Rob Neyer, SB Nation's newest superstar, was kind enough to take a few questions from Camden Chat regarding the Orioles and baseball in general. The questions were created by Andrew_G, zknower, duck, and me, and the answers from Neyer won't exactly warm your O's fan heart.
There is a divide at Camden Chat over the merits of acquiring older players who won't help the team long term at the expense of the development of younger players who may not pan out at all. Arguments for the veterans include finally reaching .500 and building a respectable team that will be more attractive to free agents. What are your thoughts on that?
Free agents are motivated by any number of things, but No. 1 on the list is MONEY. So if the goal is to attract free agents, wouldn't it make sense to save your MONEY until you really need it? As for finally reaching .500, I think that's sort of a personal issue. If it's my team, reaching .500 is a lot less important than assembling the pieces that might eventually lead to 90 wins (rather than 81). But that's me.
It's Andy MacPhail's last year on his contract. Does he deserve an extension from the Orioles?
Before this winter I would have said yes. Now I'm on the fence, and would wait and see how this season goes. But yeah, probably. He hasn't made many terribly glaring mistakes, and stability is generally a good thing.
How much of a difference can Buck Showalter (or any manager, really) actually make on a team?
Well, the easy answer is not much, but I do believe that the right man at the right time actually can make a real difference, and I think Showalter is one of the few "right men" who we can actually identify, considering that he's done it three times now.
Jeremy Guthrie, Brian Matusz, Jake Arrieta, Chris Tillman, Brad Bergesen, Justin Duchscherer, and Zach Britton are the seven pitchers who are mostly likely to make starts for the Orioles this season, with all but Duchscherer likely to pitch beyond 2011 in black and orange. What is the ceiling for a rotation built on these players and how far can it take the team?
Have you ever heard of "Sam's Law"?
Young pitchers will break your heart.
Not always, of course.
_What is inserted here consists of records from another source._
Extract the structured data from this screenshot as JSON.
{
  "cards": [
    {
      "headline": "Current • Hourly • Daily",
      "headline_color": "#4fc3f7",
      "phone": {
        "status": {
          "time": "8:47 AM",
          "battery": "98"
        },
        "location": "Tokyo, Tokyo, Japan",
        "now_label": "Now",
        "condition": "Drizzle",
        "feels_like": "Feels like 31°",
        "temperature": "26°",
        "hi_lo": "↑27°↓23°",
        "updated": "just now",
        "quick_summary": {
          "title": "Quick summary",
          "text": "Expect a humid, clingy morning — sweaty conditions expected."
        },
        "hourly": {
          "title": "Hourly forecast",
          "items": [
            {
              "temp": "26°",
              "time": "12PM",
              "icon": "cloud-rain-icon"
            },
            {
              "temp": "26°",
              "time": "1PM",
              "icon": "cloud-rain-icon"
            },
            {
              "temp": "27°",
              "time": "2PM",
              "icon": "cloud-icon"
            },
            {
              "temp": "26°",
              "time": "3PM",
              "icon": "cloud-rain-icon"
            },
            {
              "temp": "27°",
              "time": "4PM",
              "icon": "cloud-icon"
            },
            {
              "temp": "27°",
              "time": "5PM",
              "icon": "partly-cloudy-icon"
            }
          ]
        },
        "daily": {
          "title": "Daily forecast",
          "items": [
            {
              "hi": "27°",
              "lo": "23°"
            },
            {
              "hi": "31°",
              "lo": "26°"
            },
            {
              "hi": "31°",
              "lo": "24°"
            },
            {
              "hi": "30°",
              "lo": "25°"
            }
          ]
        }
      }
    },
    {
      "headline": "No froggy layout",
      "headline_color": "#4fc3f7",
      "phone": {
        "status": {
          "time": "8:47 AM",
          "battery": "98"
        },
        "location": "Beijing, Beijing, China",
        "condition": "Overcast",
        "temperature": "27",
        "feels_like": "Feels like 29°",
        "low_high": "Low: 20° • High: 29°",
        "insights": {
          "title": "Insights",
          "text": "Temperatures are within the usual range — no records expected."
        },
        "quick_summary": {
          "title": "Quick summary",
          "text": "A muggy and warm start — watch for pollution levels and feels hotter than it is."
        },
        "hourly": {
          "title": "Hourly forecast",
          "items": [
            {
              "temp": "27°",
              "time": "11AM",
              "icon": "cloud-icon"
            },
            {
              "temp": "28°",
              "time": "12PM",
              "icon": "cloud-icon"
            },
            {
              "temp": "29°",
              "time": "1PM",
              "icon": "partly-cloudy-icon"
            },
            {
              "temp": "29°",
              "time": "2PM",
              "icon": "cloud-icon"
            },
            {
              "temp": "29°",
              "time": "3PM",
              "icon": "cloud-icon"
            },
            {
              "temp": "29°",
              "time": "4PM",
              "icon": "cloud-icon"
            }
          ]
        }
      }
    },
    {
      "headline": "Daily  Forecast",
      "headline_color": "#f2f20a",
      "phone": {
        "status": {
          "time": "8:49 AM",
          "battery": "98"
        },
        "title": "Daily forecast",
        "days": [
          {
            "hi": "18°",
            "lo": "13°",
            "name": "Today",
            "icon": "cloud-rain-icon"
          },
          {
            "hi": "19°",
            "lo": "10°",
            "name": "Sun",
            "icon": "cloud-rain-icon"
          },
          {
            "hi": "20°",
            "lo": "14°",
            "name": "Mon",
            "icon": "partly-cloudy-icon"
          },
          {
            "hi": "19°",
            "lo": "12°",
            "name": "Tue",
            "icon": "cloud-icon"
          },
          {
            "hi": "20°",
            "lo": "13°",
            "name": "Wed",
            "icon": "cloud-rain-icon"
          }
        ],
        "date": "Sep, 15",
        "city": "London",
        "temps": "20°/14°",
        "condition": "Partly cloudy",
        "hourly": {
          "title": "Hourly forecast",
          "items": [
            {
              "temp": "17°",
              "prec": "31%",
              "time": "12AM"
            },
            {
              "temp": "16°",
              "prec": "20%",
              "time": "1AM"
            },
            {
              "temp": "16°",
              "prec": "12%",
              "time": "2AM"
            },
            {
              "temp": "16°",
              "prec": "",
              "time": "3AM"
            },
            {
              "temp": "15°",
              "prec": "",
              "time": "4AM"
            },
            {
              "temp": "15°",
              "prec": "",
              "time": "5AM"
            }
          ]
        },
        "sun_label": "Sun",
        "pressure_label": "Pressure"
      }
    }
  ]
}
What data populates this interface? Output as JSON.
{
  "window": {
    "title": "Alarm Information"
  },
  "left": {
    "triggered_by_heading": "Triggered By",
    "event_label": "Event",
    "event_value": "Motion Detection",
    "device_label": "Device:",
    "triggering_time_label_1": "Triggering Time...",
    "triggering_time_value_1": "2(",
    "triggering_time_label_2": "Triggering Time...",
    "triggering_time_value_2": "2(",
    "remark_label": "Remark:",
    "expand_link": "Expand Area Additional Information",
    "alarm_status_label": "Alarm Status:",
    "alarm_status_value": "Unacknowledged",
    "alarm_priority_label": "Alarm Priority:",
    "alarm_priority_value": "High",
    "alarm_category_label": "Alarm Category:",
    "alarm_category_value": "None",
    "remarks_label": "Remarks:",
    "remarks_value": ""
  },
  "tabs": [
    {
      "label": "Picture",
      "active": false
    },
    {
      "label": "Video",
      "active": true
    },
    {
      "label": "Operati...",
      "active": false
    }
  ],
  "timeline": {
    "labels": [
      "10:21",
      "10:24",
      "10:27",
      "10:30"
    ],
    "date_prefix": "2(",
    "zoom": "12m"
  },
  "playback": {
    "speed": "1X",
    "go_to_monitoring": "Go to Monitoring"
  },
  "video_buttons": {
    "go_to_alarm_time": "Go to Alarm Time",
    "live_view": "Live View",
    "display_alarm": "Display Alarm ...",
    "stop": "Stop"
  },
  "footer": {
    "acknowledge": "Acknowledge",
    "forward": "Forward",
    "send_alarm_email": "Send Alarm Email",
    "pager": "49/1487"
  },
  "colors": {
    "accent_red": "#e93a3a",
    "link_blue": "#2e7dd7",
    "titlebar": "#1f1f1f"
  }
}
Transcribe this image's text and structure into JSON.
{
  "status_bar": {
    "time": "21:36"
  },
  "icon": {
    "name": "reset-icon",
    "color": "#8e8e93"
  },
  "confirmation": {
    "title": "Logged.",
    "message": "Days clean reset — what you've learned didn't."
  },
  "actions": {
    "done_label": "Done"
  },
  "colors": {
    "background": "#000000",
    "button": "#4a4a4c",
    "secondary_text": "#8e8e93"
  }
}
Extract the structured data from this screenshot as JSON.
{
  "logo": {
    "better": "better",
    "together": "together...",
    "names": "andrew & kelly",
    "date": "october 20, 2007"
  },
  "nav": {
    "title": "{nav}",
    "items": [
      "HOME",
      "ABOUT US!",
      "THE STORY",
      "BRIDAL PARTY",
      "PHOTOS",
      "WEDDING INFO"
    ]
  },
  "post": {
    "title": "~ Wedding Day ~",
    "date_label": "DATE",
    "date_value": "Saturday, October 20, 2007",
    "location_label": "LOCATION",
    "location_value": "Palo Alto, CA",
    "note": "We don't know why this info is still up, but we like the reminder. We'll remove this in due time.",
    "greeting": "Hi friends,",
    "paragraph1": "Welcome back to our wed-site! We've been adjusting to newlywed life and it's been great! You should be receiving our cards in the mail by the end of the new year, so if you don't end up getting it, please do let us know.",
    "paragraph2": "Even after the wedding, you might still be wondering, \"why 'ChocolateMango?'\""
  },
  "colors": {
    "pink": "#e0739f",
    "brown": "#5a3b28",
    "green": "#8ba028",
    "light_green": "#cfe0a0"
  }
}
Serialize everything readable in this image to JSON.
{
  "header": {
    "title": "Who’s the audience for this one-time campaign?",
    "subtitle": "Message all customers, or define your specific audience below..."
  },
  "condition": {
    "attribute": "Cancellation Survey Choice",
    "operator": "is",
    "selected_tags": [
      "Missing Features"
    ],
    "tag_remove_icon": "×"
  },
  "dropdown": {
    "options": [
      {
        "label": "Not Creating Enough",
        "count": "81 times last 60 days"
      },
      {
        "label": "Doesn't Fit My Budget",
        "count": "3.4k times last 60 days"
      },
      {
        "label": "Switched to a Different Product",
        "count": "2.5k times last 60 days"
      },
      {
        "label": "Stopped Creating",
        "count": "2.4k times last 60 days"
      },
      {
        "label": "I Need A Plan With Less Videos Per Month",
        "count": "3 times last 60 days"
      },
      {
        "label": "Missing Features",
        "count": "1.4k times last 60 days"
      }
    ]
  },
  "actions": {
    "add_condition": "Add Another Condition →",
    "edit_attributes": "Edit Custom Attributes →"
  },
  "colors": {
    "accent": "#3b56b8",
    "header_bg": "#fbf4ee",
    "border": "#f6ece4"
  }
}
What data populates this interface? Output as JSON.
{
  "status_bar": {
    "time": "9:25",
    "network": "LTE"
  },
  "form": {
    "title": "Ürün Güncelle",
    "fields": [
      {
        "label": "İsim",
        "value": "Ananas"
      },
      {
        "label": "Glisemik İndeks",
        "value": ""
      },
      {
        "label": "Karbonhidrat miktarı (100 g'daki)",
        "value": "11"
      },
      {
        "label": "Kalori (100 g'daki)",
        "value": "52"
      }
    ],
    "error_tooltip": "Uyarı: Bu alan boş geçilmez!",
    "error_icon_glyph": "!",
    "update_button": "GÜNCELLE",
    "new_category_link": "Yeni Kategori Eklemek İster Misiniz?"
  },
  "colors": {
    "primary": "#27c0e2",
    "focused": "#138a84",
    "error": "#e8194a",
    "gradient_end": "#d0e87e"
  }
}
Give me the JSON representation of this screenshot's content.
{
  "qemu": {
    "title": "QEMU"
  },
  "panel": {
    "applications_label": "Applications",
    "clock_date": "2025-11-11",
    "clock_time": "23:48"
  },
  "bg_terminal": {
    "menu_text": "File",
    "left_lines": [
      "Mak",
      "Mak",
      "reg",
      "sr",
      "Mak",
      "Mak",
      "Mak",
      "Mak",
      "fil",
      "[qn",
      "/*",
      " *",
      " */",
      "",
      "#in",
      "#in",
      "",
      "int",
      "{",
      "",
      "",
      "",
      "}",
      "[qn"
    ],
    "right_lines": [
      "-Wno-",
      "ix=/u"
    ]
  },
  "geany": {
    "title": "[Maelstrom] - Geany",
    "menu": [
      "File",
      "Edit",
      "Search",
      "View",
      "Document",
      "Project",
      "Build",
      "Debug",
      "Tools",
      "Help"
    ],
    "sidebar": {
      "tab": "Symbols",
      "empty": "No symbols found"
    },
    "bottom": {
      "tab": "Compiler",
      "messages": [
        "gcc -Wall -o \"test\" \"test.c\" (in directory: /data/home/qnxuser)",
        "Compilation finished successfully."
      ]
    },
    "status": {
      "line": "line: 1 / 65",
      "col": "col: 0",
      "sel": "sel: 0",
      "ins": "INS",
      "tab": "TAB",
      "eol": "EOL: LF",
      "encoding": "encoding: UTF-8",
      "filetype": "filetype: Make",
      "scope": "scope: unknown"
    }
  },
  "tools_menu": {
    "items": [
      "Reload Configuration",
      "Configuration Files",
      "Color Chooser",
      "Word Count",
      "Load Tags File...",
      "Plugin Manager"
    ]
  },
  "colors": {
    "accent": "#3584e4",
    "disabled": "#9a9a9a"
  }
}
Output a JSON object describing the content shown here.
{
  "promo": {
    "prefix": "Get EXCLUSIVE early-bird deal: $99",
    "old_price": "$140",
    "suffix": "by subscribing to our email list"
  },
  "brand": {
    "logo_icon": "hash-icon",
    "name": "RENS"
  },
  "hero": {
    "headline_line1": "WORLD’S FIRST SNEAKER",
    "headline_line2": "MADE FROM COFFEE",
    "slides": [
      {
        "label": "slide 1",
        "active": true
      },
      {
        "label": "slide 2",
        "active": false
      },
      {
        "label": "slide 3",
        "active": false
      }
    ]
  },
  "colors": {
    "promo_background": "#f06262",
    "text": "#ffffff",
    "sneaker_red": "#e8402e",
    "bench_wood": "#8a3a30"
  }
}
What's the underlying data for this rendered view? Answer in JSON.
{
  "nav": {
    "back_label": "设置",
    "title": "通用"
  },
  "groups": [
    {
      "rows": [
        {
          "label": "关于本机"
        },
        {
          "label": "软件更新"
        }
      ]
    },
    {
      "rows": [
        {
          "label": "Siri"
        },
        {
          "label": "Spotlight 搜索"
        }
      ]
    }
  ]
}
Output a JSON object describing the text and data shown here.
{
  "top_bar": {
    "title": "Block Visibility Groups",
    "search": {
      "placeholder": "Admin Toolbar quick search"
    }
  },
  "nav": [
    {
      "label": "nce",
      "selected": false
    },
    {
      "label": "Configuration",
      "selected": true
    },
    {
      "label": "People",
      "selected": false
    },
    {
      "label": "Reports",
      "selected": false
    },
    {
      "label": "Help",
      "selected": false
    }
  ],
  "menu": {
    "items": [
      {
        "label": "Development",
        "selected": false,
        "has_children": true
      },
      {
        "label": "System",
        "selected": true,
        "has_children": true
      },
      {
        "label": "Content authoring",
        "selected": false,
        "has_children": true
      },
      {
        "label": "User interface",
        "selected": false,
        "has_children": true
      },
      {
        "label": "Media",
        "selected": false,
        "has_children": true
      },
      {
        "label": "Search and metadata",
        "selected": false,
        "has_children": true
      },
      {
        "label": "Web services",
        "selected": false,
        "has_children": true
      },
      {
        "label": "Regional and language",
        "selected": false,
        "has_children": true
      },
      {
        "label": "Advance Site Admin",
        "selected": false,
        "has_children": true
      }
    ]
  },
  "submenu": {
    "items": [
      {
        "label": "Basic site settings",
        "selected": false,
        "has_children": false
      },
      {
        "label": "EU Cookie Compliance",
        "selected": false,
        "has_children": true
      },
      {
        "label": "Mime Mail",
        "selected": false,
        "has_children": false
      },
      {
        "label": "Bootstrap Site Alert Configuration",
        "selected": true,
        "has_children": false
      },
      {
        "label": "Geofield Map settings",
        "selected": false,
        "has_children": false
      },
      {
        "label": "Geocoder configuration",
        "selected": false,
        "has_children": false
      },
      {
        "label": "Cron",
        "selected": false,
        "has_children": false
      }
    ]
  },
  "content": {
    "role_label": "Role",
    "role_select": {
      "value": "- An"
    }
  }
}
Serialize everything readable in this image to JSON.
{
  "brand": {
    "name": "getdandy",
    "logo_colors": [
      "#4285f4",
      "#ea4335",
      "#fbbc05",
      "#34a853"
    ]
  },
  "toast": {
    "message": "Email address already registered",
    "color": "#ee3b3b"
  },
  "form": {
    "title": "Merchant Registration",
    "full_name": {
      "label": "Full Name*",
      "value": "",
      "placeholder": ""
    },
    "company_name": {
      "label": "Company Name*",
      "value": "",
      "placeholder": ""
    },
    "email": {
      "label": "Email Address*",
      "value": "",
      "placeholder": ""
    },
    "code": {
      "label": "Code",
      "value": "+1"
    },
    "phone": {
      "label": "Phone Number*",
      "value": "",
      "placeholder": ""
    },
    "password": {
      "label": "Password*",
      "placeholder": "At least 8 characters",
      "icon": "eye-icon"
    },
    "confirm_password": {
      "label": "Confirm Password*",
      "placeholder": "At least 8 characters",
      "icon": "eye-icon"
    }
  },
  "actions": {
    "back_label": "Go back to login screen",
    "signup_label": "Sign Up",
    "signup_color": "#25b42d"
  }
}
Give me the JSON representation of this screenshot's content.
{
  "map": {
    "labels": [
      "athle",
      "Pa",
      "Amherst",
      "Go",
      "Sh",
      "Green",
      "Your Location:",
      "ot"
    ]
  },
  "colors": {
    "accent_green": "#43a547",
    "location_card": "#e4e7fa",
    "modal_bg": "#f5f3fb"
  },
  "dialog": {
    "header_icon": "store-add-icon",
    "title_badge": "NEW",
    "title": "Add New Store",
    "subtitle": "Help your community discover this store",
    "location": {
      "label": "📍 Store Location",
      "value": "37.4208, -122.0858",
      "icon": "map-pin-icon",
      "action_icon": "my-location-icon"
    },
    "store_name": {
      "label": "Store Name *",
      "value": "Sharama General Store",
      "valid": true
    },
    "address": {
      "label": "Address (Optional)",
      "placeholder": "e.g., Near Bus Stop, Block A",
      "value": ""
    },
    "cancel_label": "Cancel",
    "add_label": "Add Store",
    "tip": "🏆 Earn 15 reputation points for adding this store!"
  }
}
But maybe there should be a modification: Young *groups* of pitchers will break your heart. The ceiling for the Orioles' young starters, as a group, is obviously very high. But history suggests that if just three of those five young starters become solid major leaguers, the Orioles will have beat the odds. Which is why it's not easy to build a competitive team around young starting pitchers.
It can happen. It's just exceptionally rare.
What is your opinion on Jeremy Guthrie? Since joining the O's rotation he has outpitched his peripherals. Can he continue that trend? Do you think he might be part of the next great Orioles team or should he be looked at as trade fodder?
Trade fodder. Guthrie's a perfectly acceptable middle-of-the-rotation guy for a good team, but by the time the Orioles are good he's probably a little over-priced for them. I think management has to hope he limits the home runs in the first half of the season - which should keep his ERA hovering somewhere near 4 - and they can trade him to a contender for a couple of prospects.
I'll buy that theory if someone can show me some evidence that adding veterans to a lineup makes even a little bit of difference to young hitters. My guess is that it doesn't. I'm not wild about Wieters or Jones, both of whom actually went backwards last season. I do think that both will enjoy good seasons, at some point. But they're sure not looking like the future superstars we expected not so long ago.
Do you think the severe competitive imbalances in baseball would be lessened by the institution of a salary cap, perhaps combined with a salary floor?
First, I would probably argue with your characterization of the imbalances as "severe." The imbalances are neither desirable nor attractive, but a poor team that's well-managed can compete for a playoff spot, at least for a few years. Would a salary cap/floor situation make a difference? Yeah, maybe some. But there are imbalances in the other big sports, too, and all of them have salary caps. It might be a useful tool, but it's not a panacea.
Newer statistics, particularly Wins Above Replacement, cause a number of disagreements on our site. What are the cracks in the WAR metrics that would allow a team to substantially outperform (in the win column) their total WAR over the course of a season?
Do they? I've actually never seen team WAR compared to team wins. Just off the top of my head, WAR doesn't account for baserunning (except for steals). Nor does it account for luck. And that's the big one. The vast majority of fans simply don't understand the degree to which luck impacts wins and losses, even over the course of 162 games.